→ **EXERCISE DESCRIPTION**
The expected output is each line below containing "Varianten", copied in full.

→ **DATA**
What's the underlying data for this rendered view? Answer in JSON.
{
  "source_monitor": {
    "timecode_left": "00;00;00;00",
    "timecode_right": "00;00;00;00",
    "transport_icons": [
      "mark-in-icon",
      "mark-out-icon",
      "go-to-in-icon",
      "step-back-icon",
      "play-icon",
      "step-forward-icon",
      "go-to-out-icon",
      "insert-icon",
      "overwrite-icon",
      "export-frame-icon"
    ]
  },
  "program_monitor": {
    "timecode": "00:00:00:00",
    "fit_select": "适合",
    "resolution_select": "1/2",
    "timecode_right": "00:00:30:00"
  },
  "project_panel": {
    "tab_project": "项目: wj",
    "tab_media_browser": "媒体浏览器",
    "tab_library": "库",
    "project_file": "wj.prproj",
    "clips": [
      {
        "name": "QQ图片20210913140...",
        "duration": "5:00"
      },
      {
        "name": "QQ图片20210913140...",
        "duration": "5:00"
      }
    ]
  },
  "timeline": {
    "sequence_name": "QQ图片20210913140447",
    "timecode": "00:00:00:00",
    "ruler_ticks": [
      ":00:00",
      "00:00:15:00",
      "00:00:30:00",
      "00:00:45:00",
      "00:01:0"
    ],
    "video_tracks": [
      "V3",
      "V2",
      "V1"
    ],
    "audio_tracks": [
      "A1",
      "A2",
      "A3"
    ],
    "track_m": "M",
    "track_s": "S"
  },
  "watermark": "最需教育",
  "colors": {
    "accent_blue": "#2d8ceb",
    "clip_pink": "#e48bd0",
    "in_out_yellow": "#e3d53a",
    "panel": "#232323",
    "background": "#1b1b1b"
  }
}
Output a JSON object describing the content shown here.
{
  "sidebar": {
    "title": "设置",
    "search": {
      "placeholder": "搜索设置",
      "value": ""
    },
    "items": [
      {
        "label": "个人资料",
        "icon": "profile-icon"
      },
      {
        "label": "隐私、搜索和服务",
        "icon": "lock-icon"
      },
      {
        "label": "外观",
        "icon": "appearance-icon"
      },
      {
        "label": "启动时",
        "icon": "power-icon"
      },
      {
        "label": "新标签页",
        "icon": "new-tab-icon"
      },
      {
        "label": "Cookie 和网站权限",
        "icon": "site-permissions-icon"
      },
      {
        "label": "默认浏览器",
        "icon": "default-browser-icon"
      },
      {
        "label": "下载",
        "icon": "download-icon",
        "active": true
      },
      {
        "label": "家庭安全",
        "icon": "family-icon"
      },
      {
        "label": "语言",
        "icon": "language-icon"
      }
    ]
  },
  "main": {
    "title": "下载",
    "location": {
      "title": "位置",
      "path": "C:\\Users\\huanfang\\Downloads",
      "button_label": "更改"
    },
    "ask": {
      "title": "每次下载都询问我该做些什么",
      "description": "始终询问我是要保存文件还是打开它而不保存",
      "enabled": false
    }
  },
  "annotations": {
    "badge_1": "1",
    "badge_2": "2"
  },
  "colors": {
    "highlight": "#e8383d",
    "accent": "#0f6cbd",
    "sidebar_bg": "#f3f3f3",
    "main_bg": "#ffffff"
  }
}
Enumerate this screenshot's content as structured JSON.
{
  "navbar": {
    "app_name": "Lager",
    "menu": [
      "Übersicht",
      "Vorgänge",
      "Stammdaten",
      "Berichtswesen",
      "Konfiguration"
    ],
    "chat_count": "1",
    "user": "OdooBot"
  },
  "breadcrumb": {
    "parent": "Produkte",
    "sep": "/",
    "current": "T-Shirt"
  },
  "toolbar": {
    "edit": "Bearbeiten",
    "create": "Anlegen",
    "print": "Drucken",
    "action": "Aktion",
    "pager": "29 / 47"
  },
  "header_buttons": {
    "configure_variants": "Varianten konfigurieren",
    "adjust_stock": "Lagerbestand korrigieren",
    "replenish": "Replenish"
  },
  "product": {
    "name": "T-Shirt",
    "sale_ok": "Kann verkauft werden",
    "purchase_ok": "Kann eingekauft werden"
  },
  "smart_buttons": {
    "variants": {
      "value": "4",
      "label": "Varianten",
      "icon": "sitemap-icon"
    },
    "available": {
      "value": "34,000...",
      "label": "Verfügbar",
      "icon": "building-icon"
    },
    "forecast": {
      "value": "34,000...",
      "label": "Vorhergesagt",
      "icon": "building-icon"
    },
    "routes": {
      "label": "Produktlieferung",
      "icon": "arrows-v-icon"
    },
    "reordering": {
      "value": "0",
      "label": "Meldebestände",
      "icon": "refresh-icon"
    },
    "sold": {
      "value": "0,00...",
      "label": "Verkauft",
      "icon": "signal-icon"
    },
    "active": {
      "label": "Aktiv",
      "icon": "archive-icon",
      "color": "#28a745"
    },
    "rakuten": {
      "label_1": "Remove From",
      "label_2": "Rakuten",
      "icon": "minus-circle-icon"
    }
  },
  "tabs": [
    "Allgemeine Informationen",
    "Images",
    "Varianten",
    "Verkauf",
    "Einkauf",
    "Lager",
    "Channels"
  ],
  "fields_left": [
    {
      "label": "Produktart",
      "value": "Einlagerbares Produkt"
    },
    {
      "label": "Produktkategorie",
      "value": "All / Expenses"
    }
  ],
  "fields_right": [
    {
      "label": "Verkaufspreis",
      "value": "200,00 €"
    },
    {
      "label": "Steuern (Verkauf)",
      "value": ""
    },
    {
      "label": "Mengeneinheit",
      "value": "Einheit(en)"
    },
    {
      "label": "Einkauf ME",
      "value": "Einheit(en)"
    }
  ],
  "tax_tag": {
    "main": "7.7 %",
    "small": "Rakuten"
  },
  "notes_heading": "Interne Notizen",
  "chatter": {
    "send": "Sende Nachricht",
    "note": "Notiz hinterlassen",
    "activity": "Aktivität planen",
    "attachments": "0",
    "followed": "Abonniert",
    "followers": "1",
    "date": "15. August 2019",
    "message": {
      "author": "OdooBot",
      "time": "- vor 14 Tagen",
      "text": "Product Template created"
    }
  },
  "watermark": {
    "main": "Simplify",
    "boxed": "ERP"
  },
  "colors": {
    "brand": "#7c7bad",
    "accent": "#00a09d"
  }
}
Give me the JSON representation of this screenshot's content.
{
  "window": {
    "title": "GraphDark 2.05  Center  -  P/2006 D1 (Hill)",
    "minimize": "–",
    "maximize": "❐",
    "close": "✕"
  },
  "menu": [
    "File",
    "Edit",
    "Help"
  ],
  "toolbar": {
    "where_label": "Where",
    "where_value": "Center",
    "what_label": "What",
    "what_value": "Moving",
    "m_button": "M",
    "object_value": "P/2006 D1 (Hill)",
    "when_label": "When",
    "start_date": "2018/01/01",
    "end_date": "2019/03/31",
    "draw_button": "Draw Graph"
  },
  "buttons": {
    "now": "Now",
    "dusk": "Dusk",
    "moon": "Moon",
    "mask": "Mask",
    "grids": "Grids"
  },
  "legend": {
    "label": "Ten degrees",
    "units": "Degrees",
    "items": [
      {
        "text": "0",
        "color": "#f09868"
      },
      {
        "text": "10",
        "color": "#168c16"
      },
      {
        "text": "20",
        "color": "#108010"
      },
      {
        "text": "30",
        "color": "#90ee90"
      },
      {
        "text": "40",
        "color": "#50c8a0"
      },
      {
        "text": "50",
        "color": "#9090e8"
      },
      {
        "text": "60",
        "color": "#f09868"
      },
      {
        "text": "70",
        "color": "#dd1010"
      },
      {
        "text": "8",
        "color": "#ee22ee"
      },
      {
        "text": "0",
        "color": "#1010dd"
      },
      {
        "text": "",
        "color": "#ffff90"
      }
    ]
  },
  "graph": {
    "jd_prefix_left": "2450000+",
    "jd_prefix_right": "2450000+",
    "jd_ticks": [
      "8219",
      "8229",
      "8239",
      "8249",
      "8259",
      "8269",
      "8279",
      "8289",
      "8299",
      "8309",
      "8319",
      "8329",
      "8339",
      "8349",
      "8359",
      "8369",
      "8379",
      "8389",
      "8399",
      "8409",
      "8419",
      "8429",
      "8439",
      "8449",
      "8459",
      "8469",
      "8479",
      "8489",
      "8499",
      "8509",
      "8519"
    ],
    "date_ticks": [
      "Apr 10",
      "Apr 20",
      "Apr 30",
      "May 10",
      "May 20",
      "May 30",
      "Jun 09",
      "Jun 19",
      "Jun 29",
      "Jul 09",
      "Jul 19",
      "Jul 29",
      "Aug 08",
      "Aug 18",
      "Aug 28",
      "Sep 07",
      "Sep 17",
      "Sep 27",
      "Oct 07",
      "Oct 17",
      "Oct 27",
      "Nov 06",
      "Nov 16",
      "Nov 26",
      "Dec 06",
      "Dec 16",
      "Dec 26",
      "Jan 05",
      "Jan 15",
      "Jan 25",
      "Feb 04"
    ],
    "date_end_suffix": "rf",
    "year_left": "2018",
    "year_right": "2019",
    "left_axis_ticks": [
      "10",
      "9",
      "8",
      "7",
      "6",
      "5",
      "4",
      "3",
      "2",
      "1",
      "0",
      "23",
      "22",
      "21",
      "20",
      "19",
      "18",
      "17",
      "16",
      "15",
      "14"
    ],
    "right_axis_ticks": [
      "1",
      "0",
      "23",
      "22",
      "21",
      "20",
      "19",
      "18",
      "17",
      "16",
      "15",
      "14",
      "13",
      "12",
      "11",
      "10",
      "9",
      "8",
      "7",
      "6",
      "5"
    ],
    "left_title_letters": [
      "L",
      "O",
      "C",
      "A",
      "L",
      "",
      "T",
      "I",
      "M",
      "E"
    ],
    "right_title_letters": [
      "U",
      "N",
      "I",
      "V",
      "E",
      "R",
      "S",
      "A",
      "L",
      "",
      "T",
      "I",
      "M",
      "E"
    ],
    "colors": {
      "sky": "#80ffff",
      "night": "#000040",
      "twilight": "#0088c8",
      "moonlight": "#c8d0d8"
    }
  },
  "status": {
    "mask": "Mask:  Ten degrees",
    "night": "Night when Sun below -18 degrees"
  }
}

→ **RESULT**
    "configure_variants": "Varianten konfigurieren",
      "label": "Varianten",
    "Varianten",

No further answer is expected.